• **Work to complete**: An exact copy of all the records is the expected answer.

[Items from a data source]

----------

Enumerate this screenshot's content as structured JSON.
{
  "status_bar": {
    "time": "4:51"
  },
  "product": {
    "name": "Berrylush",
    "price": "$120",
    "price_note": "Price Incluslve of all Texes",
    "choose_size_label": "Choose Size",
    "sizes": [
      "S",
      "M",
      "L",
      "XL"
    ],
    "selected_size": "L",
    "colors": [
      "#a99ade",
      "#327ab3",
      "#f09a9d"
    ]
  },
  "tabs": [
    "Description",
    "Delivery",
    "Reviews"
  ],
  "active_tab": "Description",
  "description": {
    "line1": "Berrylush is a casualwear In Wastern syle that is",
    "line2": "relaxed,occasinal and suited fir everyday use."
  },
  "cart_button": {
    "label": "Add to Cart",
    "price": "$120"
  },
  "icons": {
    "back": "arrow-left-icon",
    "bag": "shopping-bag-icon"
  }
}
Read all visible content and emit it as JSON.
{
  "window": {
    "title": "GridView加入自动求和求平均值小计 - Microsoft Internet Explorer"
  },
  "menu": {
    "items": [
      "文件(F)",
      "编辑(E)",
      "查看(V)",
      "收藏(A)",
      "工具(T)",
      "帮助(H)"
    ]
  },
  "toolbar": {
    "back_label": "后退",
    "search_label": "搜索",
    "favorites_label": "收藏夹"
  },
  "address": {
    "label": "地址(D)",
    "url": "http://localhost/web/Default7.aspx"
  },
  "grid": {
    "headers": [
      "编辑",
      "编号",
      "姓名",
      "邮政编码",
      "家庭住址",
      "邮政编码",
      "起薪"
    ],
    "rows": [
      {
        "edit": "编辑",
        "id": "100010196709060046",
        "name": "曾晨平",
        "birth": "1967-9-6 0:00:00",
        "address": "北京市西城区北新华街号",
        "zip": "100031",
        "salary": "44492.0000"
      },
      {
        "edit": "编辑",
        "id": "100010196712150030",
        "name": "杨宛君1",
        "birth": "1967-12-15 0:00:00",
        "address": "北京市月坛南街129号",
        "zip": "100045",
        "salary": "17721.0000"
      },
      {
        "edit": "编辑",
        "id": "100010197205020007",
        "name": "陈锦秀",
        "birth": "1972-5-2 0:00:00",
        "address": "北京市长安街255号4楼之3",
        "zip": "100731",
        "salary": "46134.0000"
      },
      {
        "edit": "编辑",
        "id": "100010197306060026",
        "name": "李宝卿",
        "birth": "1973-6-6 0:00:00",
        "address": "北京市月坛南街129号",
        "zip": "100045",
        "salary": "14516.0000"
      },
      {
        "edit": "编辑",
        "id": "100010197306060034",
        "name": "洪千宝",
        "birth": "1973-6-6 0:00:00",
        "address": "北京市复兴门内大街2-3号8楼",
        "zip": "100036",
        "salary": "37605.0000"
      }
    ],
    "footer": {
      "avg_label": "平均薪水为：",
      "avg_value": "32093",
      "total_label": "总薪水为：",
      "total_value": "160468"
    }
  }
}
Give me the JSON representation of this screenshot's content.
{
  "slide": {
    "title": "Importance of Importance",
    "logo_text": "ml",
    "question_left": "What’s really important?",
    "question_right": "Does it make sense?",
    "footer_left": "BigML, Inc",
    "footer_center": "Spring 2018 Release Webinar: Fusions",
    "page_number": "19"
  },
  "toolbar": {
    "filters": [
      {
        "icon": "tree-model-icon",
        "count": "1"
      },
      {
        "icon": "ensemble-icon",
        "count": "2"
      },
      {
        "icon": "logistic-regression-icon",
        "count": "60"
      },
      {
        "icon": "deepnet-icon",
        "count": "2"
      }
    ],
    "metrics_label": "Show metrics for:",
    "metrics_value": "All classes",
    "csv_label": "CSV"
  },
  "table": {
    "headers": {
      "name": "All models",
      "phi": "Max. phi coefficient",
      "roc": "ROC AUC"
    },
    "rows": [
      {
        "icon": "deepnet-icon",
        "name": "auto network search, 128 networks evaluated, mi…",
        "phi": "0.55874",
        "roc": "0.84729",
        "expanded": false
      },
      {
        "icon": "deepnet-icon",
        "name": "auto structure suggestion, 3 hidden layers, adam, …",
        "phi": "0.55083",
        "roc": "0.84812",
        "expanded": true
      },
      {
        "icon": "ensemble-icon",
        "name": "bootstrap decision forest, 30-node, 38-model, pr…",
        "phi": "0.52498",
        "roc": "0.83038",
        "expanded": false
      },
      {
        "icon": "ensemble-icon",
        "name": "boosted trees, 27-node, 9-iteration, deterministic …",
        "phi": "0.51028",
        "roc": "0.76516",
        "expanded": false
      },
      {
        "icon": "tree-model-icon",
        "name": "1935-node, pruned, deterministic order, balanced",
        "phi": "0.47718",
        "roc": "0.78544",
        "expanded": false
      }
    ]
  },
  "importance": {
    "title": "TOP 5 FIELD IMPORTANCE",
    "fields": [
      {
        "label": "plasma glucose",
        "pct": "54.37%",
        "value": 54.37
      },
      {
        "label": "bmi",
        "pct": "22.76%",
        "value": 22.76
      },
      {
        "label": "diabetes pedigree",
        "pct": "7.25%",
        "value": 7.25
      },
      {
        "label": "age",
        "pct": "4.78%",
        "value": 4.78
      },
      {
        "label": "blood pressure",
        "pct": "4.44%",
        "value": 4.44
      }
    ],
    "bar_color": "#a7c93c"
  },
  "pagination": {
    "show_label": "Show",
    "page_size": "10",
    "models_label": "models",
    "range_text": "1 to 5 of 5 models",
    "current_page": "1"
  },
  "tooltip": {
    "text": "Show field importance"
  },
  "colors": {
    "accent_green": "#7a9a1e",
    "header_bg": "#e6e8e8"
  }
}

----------

• **Answer for this exercise**:
Enumerate this screenshot's content as structured JSON.
{
  "status_bar": {
    "time": "4:51"
  },
  "product": {
    "name": "Berrylush",
    "price": "$120",
    "price_note": "Price Incluslve of all Texes",
    "choose_size_label": "Choose Size",
    "sizes": [
      "S",
      "M",
      "L",
      "XL"
    ],
    "selected_size": "L",
    "colors": [
      "#a99ade",
      "#327ab3",
      "#f09a9d"
    ]
  },
  "tabs": [
    "Description",
    "Delivery",
    "Reviews"
  ],
  "active_tab": "Description",
  "description": {
    "line1": "Berrylush is a casualwear In Wastern syle that is",
    "line2": "relaxed,occasinal and suited fir everyday use."
  },
  "cart_button": {
    "label": "Add to Cart",
    "price": "$120"
  },
  "icons": {
    "back": "arrow-left-icon",
    "bag": "shopping-bag-icon"
  }
}
Read all visible content and emit it as JSON.
{
  "window": {
    "title": "GridView加入自动求和求平均值小计 - Microsoft Internet Explorer"
  },
  "menu": {
    "items": [
      "文件(F)",
      "编辑(E)",
      "查看(V)",
      "收藏(A)",
      "工具(T)",
      "帮助(H)"
    ]
  },
  "toolbar": {
    "back_label": "后退",
    "search_label": "搜索",
    "favorites_label": "收藏夹"
  },
  "address": {
    "label": "地址(D)",
    "url": "http://localhost/web/Default7.aspx"
  },
  "grid": {
    "headers": [
      "编辑",
      "编号",
      "姓名",
      "邮政编码",
      "家庭住址",
      "邮政编码",
      "起薪"
    ],
    "rows": [
      {
        "edit": "编辑",
        "id": "100010196709060046",
        "name": "曾晨平",
        "birth": "1967-9-6 0:00:00",
        "address": "北京市西城区北新华街号",
        "zip": "100031",
        "salary": "44492.0000"
      },
      {
        "edit": "编辑",
        "id": "100010196712150030",
        "name": "杨宛君1",
        "birth": "1967-12-15 0:00:00",
        "address": "北京市月坛南街129号",
        "zip": "100045",
        "salary": "17721.0000"
      },
      {
        "edit": "编辑",
        "id": "100010197205020007",
        "name": "陈锦秀",
        "birth": "1972-5-2 0:00:00",
        "address": "北京市长安街255号4楼之3",
        "zip": "100731",
        "salary": "46134.0000"
      },
      {
        "edit": "编辑",
        "id": "100010197306060026",
        "name": "李宝卿",
        "birth": "1973-6-6 0:00:00",
        "address": "北京市月坛南街129号",
        "zip": "100045",
        "salary": "14516.0000"
      },
      {
        "edit": "编辑",
        "id": "100010197306060034",
        "name": "洪千宝",
        "birth": "1973-6-6 0:00:00",
        "address": "北京市复兴门内大街2-3号8楼",
        "zip": "100036",
        "salary": "37605.0000"
      }
    ],
    "footer": {
      "avg_label": "平均薪水为：",
      "avg_value": "32093",
      "total_label": "总薪水为：",
      "total_value": "160468"
    }
  }
}
Give me the JSON representation of this screenshot's content.
{
  "slide": {
    "title": "Importance of Importance",
    "logo_text": "ml",
    "question_left": "What’s really important?",
    "question_right": "Does it make sense?",
    "footer_left": "BigML, Inc",
    "footer_center": "Spring 2018 Release Webinar: Fusions",
    "page_number": "19"
  },
  "toolbar": {
    "filters": [
      {
        "icon": "tree-model-icon",
        "count": "1"
      },
      {
        "icon": "ensemble-icon",
        "count": "2"
      },
      {
        "icon": "logistic-regression-icon",
        "count": "60"
      },
      {
        "icon": "deepnet-icon",
        "count": "2"
      }
    ],
    "metrics_label": "Show metrics for:",
    "metrics_value": "All classes",
    "csv_label": "CSV"
  },
  "table": {
    "headers": {
      "name": "All models",
      "phi": "Max. phi coefficient",
      "roc": "ROC AUC"
    },
    "rows": [
      {
        "icon": "deepnet-icon",
        "name": "auto network search, 128 networks evaluated, mi…",
        "phi": "0.55874",
        "roc": "0.84729",
        "expanded": false
      },
      {
        "icon": "deepnet-icon",
        "name": "auto structure suggestion, 3 hidden layers, adam, …",
        "phi": "0.55083",
        "roc": "0.84812",
        "expanded": true
      },
      {
        "icon": "ensemble-icon",
        "name": "bootstrap decision forest, 30-node, 38-model, pr…",
        "phi": "0.52498",
        "roc": "0.83038",
        "expanded": false
      },
      {
        "icon": "ensemble-icon",
        "name": "boosted trees, 27-node, 9-iteration, deterministic …",
        "phi": "0.51028",
        "roc": "0.76516",
        "expanded": false
      },
      {
        "icon": "tree-model-icon",
        "name": "1935-node, pruned, deterministic order, balanced",
        "phi": "0.47718",
        "roc": "0.78544",
        "expanded": false
      }
    ]
  },
  "importance": {
    "title": "TOP 5 FIELD IMPORTANCE",
    "fields": [
      {
        "label": "plasma glucose",
        "pct": "54.37%",
        "value": 54.37
      },
      {
        "label": "bmi",
        "pct": "22.76%",
        "value": 22.76
      },
      {
        "label": "diabetes pedigree",
        "pct": "7.25%",
        "value": 7.25
      },
      {
        "label": "age",
        "pct": "4.78%",
        "value": 4.78
      },
      {
        "label": "blood pressure",
        "pct": "4.44%",
        "value": 4.44
      }
    ],
    "bar_color": "#a7c93c"
  },
  "pagination": {
    "show_label": "Show",
    "page_size": "10",
    "models_label": "models",
    "range_text": "1 to 5 of 5 models",
    "current_page": "1"
  },
  "tooltip": {
    "text": "Show field importance"
  },
  "colors": {
    "accent_green": "#7a9a1e",
    "header_bg": "#e6e8e8"
  }
}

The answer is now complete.